LexisNexis

Pro bono and ESG: new standards for law firms

Tuesday 14 June 2022

Stephanie Cruz

Albagli Zaliasnik, Santiago

scruz@az.cl

   

The initials ESG stand for Environmental, Social, and (Corporate) Governance. The term refers to a subset of performance indicators of a non-financial nature which include ethical, sustainable, and corporate government. These three factors are key criteria for measuring the sustainability and ethical impact of an investment in a business.

The environmental indicator refers to a company’s policies regarding its impact in the natural environment: air or water pollution, waste management, resource depletion, climate breakdown and other contamination factors. The social indicator refers to the interaction between a company and its employees or other third parties. This factor concentrates on working conditions, health and safety, effects of the company’s products, supply chain policies, and local communities. The governance indicator refers to how a company organises and governs itself. These concerns generally relate to diversity in the designation of the board, executive structure and remuneration, corruption and other policies.

In recent years there has been a notable positive shift towards implementing ESG standards in companies of all industries and sectors. Many companies have implemented ESG initiatives because it attracts more investors as ESG-conscious corporations tend to instil more trust in consumers thereby generating increased business. Consequently, it has become a ‘must-have’ for top tier companies and those hoping to be one.

These sorts of standards will slowly become a matter of public policy for many more countries including those in Latin America, where we can see that this tendency is increasing. For example, Chile became the first country in Latin America to set carbon neutrality targets for 2050 through the Climate Change Law which was approved in 2022. As a matter of public urgency, this law establishes principles for the public policies that refer to climate change, while also integrating a gender perspective into climate change policy. More importantly, this law involves the private as well as the public sector, establishing both as major actors in reaching carbon neutrality goals.

As lawyers, we are in an exceptional position to accompany and support our clients to react to regulatory changes in this area and to create forward-thinking structures to meet and, ideally, surpass government and investor demands.

What does ESG have to do with pro bono?

ESG standards cross over and intersect all industries and sectors, including the legal profession. Law firms are also under scrutiny to meet their ESG standards by building, maintaining, and enhancing their own environmental, social and governance standards. In this context, law offices should also implement policies which conform to the new socially conscious benchmarks.

On the environmental side, law offices are not traditionally considered to have a significant impact on the environment. That said, this could be measured not only by eco-friendly waste and utility rules, but also by the very client portfolios that a firm chooses to manage or represent. On the governance factor, firms can be gauged by their own board diversity, remuneration structure, gender-based career plans, and work environment. When it comes to the social factor, law firms worldwide have the major advantage of being able to meet this standard continually through their pro bono work.
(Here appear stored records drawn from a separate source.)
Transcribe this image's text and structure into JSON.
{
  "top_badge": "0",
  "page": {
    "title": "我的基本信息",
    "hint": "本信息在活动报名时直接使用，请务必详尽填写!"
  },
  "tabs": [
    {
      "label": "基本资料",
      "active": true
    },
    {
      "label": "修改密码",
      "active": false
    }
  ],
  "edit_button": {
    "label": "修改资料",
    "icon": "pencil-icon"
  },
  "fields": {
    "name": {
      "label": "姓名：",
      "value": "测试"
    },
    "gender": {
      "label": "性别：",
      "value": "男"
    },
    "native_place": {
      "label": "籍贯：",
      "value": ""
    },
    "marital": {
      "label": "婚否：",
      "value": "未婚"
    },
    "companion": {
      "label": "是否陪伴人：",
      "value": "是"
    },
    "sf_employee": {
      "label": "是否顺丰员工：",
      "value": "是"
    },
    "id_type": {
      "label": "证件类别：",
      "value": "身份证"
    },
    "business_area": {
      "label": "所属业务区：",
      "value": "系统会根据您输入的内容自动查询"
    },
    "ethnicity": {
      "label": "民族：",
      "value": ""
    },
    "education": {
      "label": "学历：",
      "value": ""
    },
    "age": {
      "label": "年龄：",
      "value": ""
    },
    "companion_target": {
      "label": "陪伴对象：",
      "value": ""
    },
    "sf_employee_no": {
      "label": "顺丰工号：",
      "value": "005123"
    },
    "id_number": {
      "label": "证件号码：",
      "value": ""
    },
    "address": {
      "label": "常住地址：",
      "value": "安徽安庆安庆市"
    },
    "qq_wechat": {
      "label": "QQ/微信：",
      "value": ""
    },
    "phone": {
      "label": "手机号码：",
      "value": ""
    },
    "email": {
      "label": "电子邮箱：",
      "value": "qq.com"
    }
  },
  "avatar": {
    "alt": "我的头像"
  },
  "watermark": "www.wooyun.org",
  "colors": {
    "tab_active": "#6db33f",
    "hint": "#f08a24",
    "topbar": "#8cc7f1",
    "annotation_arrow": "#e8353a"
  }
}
The impact that a law firm can have in its local community through pro bono work is truly immeasurable. While some law firms decide to take on a few special cases during the year, other firms have instituted their own pro bono legal departments dedicated to making thoughtful decisions about the focus of their programmes. Then there are also other law firms that have pro bono as part of their core institutional values and have established internal protocols and objectives for their lawyers who are expected to take on pro bono work. There are even a small number of firms which have become B corporations. As we can see, there are many ways that law offices can make pro bono part of their culture and comply with their corporate responsibility.

Furthermore, it is possible for law firms to take a firmer and broader stride in this path by taking on specific ESG-oriented pro bono cases that will have an impact on any of the three indicators.

Overall, through pro bono work, firms can effectively demonstrate that they are not only professionally capable of assessing and advising their ESG conscious clients in their regulatory concerns and needs, but that they also mirror their efforts in promoting their own social ideals by offering their legal services to improve their support of the people and communities they serve.